Even before this law was passed, medical device imports had grown at a compound annual growth rate of 35% between 2007 and 2011^. Still, this is starting from a small base. Espicom estimates the medical device market to be worth roughly $500 million.

While Indonesia’s economy and healthcare system remain fairly unsophisticated, it is improving to meet the demands of a large population with rising incomes and more demand for healthcare. Urbanization is also happening very rapidly in Indonesia and with this shift to the cities comes improved access to healthcare facilities.

Because the domestic medical device industry is largely non-existent, long-term growth opportunities exist for medical device companies with patience and foresight. With 240 million people, a booming economy, and declining poverty, there’s nowhere to go but up over the next decade.

IRAN: Separating political rhetoric from the facts

Iran is enigmatic because so much of our perception is based on government propaganda and control over the media. While significant philosophical differences and mistrust exists between our governments, the political bluster should not dissuade you from objectively evaluating Iran’s potential as a market for your devices.

Iran has roughly the same population as Turkey, about 75 million people. Its economy has grown briskly, primarily due to a burgeoning oil and gas sector. Between 2001 and 2011, per capita spending on healthcare increased 163%, due partly to increased government investments in healthcare infrastructure.

Let’s dispel a few misconceptions about a country once characterized as a member of the “Axis of Evil.” First, like Turkey, Iran it is NOT an Arab country. The primary language is Farsi, not Arabic.

Second, American companies CAN ship medical devices to Iran. Yes, there are sanctions that apply to a huge variety of products, but most devices are permitted under the US Trade Sanctions Reform and Export Enhancement Act of 2000 (TSRA). The sanctions are administered through the Office of Foreign Assets Control (“OFAC”) within the US Treasury Department and a TSRA license must be procured from OFAC before you can export.

In addition to OFAC requirements, the US Bureau of Industry and Security (BIS) lists products subject to export control.

The TRSA license requirement applies to American companies. There are several steps in obtaining a TRSA license, but a medical device manufacturer should have little problems procuring one if all steps are followed. Your government may impose its own set of regulations which may be more or less strenuous.

Before you start doing online searches on BIS lists or how to get your TRSA license, you need to know all medical devices imported into Iran must have European CE Marking certification and FDA clearance/approval. This is required by Iran’s Ministry of Health and Medical Education (MOHME).


Medical device manufacturers would be wise to invest their time in explore these under-served, yet growing, markets. Individually, they are relatively small now but healthcare spending is growing 2-3 times faster than the US, Japan or most countries in Europe. As was the case with China, 10-20 years from now you might wish you were one of the forward thinking companies who established an early foothold. Dip your toe in the water now.

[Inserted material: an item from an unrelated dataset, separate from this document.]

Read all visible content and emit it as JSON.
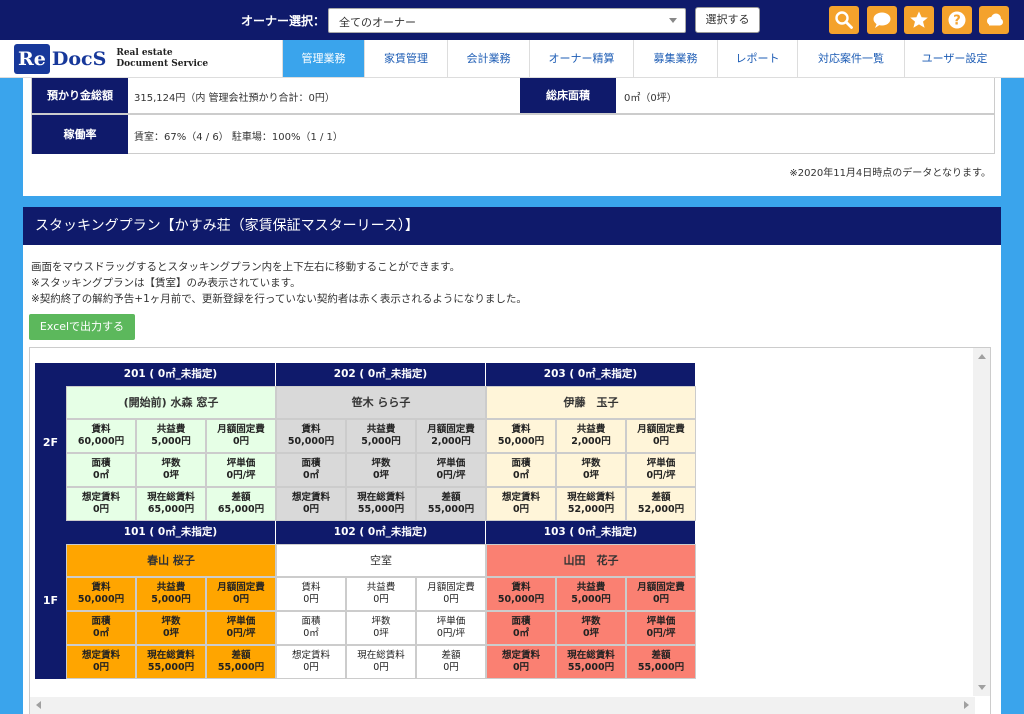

^ Source: Espicom

Quick Facts:

Country Name Population Gross Domestic Product (GDP) in 2011* Total spending on healthcare in 2011** Health expenditure per capita (USD)**
Turkey 76 million $775 billion $86 billion $444 in 2001
$1,161 in 2011
Indonesia 240 million $847 billion $31 billion $54 in 2001
$127 in 2011
Iran 75 million $331 billion $70 billion $354 in 2001
$929 in 2011

* Source: World Bank, USD
** Source: World Health Organization. In PPP.

Read by 40,000+ device professionals worldwide.

Stay updated on changes to global medical device regulations.RADAR